“This iconic development has gained strong response from investors to the launch of the first homes - The Residences Jumeirah Dubai, Managed by The Address and the serviced apartments The Address Residences Jumeirah Resort Spa, and we are committed to its on-schedule delivery.”
Construction works will include over 20 kilometres of bored piling, with over 200,000 cubic metres of earth removed through excavation works.
The development will showcase stunning views of the nearby Dubai Marina and Arabian Gulf, with access to 100 metres of beachfront and an array of restaurants. In addition, the largest observation wheel is set to be included in construction works.
The tower will be split internally, with apartments on one side of the building, with the hotel situated at the other. A lobby will be placed centrally.
Read the December 2016 issue of Construction Global magazine.
Apprenticeships can bridge skills gap says Autodesk director
The UK construction industry needs 216,800 new workers by 2025 to meet rising demand, according to the Construction Skills Network published by CITB.
Even before Covid-19, it was estimated it needs to attract 400,000 new recruits each year to meet the UK’s infrastructure needs.
But given one in three current construction employees are over 50 there is predicted to be a 20-25% decline in the available workforce over the next decade. And with end of the free movement of people from the EU, it has further limited access to skilled talent.
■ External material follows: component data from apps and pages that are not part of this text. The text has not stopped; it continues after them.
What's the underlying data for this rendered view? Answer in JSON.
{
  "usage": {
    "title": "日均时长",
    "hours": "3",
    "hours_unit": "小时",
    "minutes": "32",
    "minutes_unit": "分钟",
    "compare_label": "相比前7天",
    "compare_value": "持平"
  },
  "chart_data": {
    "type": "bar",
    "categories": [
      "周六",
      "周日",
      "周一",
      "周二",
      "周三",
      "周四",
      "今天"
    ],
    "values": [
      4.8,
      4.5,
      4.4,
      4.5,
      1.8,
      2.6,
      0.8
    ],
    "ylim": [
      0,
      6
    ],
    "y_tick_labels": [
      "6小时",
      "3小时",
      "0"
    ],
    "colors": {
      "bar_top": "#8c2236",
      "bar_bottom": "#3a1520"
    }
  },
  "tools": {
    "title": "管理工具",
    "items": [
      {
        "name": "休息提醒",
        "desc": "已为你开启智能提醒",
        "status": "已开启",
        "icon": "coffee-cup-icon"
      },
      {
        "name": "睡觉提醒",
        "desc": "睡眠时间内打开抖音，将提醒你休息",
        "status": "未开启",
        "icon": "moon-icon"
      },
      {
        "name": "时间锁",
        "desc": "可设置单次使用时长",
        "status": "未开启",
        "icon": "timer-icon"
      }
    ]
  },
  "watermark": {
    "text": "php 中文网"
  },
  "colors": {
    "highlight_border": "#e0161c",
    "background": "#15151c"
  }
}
Mike Pettinella, Director, Autodesk Construction Solutions EMEA, believes the solution may be one that is hardly new, but might have taken a back seat during the pandemic.
"Apprenticeships could help us bridge the construction skills gap and meet this rapidly rising demand, and attract a new crop of younger talent to the industry," he said.
"Apprenticeships benefit everyone. For candidates, it’s an opportunity to learn valuable skills without incurring thousands of pounds of student debts. For employers, it’s a chance to train up employees in the competencies that are really needed – combining technical knowledge with collaboration and team work, which are equally important as you enter a new industry. And if you’re a larger company and already required to pay the apprenticeship levy, it makes sense to ensure you’re benefitting from the scheme too."
Marshall Construction recently took on nine new apprenticeships covering various roles. "Some of our previous apprentices have left and started their own businesses, which sets them up for life," said Chairman Robert Marshall. "Most of our current managers came from organic growth within the business whom we have trained to our own standards." Firms such as Barnwood Construction and Keepmoat Homes are also advertising and supporting apprenticeships.
According to the CSN, most English regions will experience an increase in construction workers by 2025, with East Midlands (1.7%) and West Midlands (1.4%) forecast to lead demand. Scotland (1.4%) and Wales (0.7%) are also predicted to fare well. The only region forecast to see a slight decline in workforce is the North East (-0.1%).
Major projects such as HS2 are driving growth in some regions and infrastructure (5.2%) and private housing (6.7%) should see the healthiest pace of expansion by 2025.
The impact of the Fourth Industrial Revolution on the future shape of work will be profound. Modelling by the McKinsey Global Institute on the effects of technology adoption on the UK workforce shows that up to 10 million people, or around 30 percent of all UK workers, may need to transition between occupations or skill levels by 2030.